*YOUR TASK*.
In the material below, find every line containing "JSON" and copy that line.

━━━

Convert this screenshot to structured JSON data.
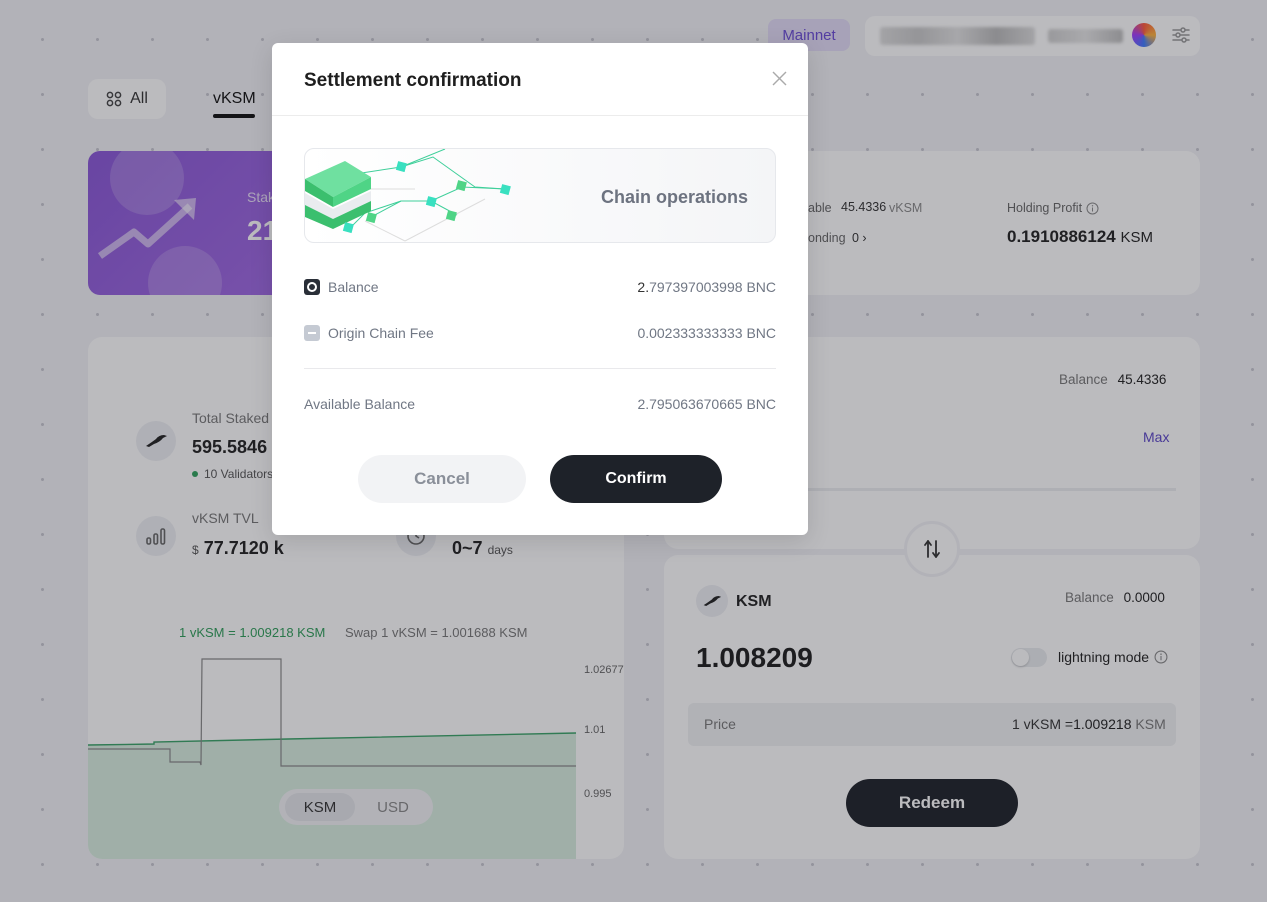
{
  "header": {
    "network": "Mainnet"
  },
  "tabs": {
    "all_label": "All",
    "vksm_label": "vKSM"
  },
  "stake_card": {
    "label": "Stak",
    "value": "21"
  },
  "holdings": {
    "available_label": "able",
    "available_value": "45.4336",
    "available_unit": "vKSM",
    "unbonding_label": "onding",
    "unbonding_value": "0 ›",
    "profit_label": "Holding Profit",
    "profit_value": "0.1910886124",
    "profit_unit": "KSM"
  },
  "stats": {
    "total_staked_label": "Total Staked",
    "total_staked_value": "595.5846",
    "validators": "10 Validators",
    "tvl_label": "vKSM TVL",
    "tvl_currency": "$",
    "tvl_value": "77.7120 k",
    "period_value": "0~7",
    "period_unit": "days"
  },
  "chart": {
    "rate_text": "1 vKSM = 1.009218 KSM",
    "swap_text": "Swap 1 vKSM = 1.001688 KSM",
    "toggle_ksm": "KSM",
    "toggle_usd": "USD",
    "colors": {
      "rate": "#2f9e5a",
      "fill": "#d8eee0",
      "swap": "#777777"
    }
  },
  "chart_data": {
    "type": "line",
    "yticks": [
      "1.02677",
      "1.01",
      "0.995"
    ]
  },
  "swap_from": {
    "balance_label": "Balance",
    "balance_value": "45.4336",
    "max_label": "Max"
  },
  "swap_to": {
    "token": "KSM",
    "balance_label": "Balance",
    "balance_value": "0.0000",
    "amount": "1.008209",
    "lightning_label": "lightning mode",
    "price_label": "Price",
    "price_prefix": "1 vKSM =",
    "price_value": "1.009218",
    "price_unit": "KSM",
    "redeem_label": "Redeem"
  },
  "modal": {
    "title": "Settlement confirmation",
    "chain_label": "Chain operations",
    "balance_label": "Balance",
    "balance_lead": "2.",
    "balance_rest": "797397003998",
    "balance_unit": "BNC",
    "fee_label": "Origin Chain Fee",
    "fee_value": "0.002333333333",
    "fee_unit": "BNC",
    "available_label": "Available Balance",
    "available_value": "2.795063670665",
    "available_unit": "BNC",
    "cancel_label": "Cancel",
    "confirm_label": "Confirm"
  }
}
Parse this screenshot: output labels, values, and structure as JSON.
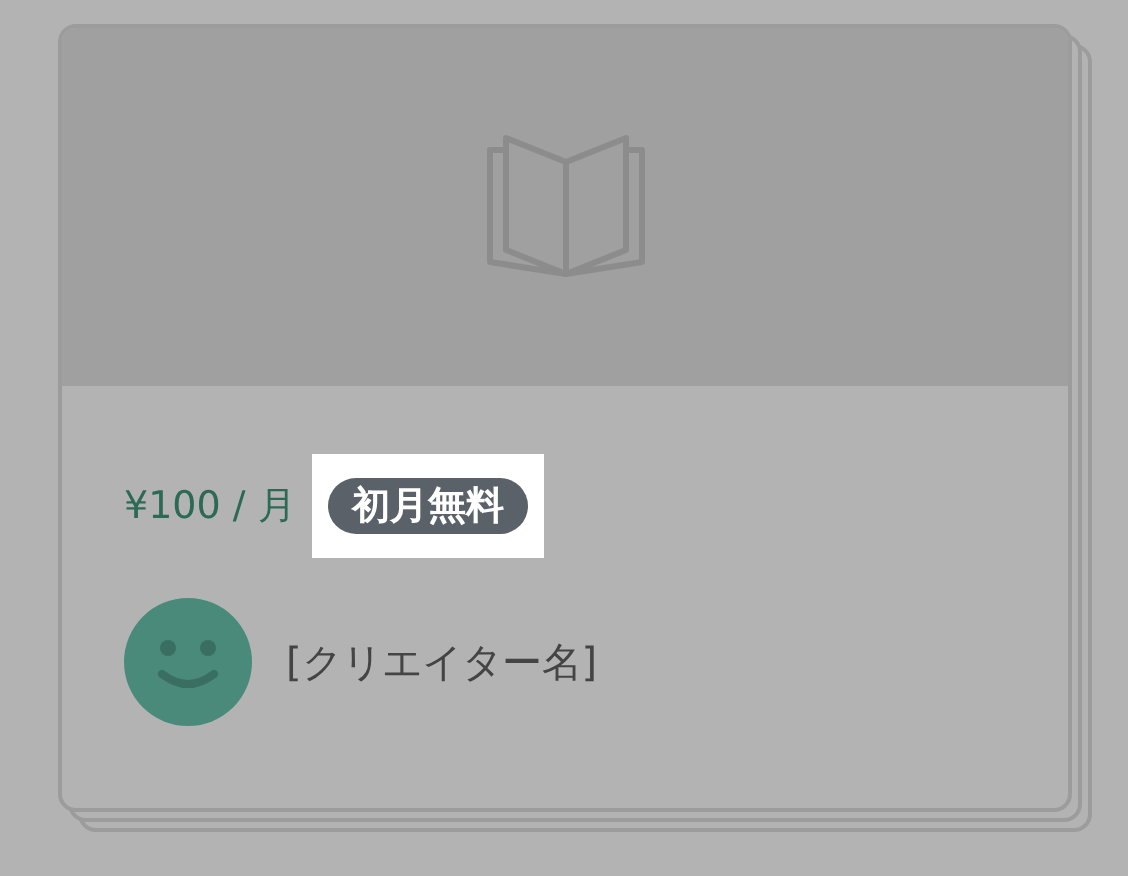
{
  "card": {
    "kind": "picture",
    "price": "¥100 / 月",
    "badge": "初月無料",
    "badge_highlighted": true,
    "creator": "[クリエイター名]"
  }
}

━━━

*RESULT BELOW*.
Convert this screenshot to structured JSON data.
Parse this screenshot: output labels, values, and structure as JSON.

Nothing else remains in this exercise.